## Exercise prompt
Pull every line of the entries that has the word "structured".

[The data]

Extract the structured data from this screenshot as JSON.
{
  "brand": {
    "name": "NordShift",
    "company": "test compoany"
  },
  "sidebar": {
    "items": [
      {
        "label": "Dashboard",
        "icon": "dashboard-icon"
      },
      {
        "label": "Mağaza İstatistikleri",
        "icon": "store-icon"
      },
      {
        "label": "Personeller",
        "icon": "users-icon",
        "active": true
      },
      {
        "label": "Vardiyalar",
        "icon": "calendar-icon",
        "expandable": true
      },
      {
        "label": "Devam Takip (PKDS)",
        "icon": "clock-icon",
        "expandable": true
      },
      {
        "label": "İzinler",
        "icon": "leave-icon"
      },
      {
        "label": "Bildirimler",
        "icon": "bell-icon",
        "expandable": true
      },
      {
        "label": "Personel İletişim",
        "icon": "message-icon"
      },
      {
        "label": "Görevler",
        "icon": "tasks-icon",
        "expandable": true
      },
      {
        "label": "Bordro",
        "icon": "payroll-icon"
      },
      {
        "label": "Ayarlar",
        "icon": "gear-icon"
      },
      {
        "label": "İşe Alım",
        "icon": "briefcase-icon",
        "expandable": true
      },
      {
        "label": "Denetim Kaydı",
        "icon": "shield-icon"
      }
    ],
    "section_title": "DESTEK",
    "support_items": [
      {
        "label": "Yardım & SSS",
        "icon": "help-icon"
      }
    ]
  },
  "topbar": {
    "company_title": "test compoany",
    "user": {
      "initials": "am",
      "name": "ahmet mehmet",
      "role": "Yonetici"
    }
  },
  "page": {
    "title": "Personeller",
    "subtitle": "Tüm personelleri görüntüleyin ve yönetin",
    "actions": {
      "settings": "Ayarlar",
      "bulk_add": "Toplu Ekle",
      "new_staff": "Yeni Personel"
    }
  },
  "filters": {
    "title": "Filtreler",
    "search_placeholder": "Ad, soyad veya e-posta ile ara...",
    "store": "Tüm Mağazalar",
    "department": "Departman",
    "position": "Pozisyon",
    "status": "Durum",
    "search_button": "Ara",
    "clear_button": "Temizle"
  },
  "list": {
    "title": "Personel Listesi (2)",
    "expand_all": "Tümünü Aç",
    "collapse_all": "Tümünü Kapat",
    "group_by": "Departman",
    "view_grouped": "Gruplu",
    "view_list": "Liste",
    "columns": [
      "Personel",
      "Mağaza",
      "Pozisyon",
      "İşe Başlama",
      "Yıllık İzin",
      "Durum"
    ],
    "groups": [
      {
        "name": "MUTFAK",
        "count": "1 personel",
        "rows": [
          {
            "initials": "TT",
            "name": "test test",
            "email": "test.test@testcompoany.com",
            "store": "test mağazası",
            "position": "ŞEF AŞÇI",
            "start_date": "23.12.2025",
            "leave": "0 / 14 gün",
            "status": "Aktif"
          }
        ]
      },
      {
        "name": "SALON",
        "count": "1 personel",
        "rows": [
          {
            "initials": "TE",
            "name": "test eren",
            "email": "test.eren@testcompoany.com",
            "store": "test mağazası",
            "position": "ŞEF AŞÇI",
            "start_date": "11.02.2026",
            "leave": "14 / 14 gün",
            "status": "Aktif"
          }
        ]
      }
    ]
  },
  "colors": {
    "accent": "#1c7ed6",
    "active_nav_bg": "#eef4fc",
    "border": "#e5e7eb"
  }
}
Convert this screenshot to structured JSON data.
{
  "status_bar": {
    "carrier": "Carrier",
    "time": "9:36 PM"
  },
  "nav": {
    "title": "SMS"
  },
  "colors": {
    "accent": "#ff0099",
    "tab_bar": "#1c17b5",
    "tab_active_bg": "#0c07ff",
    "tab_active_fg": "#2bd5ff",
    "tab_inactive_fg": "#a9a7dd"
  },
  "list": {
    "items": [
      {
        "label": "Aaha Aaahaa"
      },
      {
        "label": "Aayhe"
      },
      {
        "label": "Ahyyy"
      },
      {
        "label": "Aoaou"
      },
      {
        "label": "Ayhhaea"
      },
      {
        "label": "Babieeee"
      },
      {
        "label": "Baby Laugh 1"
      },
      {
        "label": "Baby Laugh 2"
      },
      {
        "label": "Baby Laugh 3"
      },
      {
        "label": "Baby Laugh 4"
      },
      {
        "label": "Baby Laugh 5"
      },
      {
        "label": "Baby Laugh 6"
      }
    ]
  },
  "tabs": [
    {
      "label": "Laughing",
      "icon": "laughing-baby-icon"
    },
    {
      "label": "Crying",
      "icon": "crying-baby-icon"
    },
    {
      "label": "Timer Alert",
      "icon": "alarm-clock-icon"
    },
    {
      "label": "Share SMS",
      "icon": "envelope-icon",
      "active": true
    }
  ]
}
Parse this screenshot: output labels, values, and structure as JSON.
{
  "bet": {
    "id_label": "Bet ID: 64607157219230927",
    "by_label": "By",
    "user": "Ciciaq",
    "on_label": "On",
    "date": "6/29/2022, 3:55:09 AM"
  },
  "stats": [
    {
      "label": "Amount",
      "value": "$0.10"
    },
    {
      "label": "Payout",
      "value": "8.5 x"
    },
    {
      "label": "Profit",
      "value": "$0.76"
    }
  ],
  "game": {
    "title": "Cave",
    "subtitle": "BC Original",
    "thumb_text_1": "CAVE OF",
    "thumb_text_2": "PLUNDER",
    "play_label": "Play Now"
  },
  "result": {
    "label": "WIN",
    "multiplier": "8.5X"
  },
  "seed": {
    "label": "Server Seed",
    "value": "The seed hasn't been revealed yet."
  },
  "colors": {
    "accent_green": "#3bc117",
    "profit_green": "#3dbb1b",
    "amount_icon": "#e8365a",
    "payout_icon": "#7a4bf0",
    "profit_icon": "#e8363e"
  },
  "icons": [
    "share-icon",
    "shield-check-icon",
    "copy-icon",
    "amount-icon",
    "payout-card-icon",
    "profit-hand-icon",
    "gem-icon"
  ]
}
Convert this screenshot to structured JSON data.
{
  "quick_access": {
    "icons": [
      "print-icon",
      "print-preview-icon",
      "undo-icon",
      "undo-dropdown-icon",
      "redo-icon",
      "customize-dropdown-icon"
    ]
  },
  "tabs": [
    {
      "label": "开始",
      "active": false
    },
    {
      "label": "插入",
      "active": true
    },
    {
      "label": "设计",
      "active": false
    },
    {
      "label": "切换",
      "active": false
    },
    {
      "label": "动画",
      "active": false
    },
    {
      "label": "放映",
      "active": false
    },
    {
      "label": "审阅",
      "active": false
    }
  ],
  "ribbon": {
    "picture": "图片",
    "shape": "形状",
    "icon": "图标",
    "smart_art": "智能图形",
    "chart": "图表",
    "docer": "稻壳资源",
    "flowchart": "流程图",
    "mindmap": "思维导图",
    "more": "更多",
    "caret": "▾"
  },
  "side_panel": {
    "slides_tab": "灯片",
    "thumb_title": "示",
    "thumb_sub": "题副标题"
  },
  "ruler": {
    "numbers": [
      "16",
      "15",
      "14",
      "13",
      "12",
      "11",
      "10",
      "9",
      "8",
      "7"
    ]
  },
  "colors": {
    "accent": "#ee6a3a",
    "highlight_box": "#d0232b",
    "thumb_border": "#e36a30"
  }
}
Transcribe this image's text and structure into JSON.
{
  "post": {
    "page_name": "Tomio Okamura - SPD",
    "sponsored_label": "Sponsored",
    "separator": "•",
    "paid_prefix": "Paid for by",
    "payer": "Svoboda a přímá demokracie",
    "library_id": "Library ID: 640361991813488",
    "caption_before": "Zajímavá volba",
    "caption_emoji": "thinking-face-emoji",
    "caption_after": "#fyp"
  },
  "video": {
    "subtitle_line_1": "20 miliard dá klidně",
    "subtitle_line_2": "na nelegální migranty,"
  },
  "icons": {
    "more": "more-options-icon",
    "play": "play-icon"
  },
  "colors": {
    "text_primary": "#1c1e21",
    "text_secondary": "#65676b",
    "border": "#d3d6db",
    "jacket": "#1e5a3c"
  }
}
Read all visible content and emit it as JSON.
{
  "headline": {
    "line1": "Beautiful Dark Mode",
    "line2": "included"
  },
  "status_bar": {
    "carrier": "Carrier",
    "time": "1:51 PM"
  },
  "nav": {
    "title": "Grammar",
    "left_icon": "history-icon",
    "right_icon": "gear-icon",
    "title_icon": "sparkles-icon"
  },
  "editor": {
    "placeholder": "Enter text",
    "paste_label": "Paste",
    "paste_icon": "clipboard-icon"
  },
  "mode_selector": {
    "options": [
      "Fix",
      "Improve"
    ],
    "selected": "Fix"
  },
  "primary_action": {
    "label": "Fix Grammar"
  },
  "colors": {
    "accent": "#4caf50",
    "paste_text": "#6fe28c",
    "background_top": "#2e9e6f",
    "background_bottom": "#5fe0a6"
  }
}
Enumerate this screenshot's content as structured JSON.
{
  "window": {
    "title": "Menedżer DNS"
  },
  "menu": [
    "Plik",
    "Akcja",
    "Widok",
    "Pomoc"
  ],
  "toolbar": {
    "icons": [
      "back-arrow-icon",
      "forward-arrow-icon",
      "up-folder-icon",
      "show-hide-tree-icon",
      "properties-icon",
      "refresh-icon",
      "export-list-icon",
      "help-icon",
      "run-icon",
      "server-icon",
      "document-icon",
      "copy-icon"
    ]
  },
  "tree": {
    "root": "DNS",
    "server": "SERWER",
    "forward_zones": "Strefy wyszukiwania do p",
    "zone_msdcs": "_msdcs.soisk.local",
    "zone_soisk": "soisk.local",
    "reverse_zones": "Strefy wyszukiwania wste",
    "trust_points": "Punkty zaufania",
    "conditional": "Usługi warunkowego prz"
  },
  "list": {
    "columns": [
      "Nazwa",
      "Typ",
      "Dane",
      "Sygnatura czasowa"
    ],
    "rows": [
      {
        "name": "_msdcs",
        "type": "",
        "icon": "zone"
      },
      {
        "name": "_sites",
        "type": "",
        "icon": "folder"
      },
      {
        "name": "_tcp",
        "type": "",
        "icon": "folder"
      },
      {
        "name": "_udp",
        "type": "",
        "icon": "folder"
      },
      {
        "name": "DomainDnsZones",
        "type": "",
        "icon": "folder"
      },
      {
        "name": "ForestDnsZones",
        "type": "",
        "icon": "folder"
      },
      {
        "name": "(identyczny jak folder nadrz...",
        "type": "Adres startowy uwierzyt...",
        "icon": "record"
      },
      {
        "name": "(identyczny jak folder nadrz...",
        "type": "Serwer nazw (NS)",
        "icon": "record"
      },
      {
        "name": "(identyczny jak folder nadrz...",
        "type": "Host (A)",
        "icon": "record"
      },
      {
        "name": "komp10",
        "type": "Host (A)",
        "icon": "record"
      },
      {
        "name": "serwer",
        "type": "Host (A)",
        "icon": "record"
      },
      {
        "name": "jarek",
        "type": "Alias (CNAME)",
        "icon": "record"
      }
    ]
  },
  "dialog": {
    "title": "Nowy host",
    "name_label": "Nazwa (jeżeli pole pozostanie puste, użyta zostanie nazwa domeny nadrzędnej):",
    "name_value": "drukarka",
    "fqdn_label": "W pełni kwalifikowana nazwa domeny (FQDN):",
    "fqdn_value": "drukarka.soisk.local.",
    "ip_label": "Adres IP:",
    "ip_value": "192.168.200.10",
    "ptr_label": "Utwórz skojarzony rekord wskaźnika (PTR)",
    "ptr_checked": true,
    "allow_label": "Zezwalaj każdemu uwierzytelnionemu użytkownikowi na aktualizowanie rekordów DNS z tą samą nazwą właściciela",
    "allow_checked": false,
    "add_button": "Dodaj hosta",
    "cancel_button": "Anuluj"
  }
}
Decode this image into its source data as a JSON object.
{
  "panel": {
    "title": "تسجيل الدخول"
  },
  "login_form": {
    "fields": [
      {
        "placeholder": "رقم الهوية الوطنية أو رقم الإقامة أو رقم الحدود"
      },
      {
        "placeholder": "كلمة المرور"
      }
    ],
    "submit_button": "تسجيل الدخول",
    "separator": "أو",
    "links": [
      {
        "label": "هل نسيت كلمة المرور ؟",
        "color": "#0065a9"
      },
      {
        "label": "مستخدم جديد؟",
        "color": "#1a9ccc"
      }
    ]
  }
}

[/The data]

## Answer to this problem
Extract the structured data from this screenshot as JSON.
Convert this screenshot to structured JSON data.
Convert this screenshot to structured JSON data.
Enumerate this screenshot's content as structured JSON.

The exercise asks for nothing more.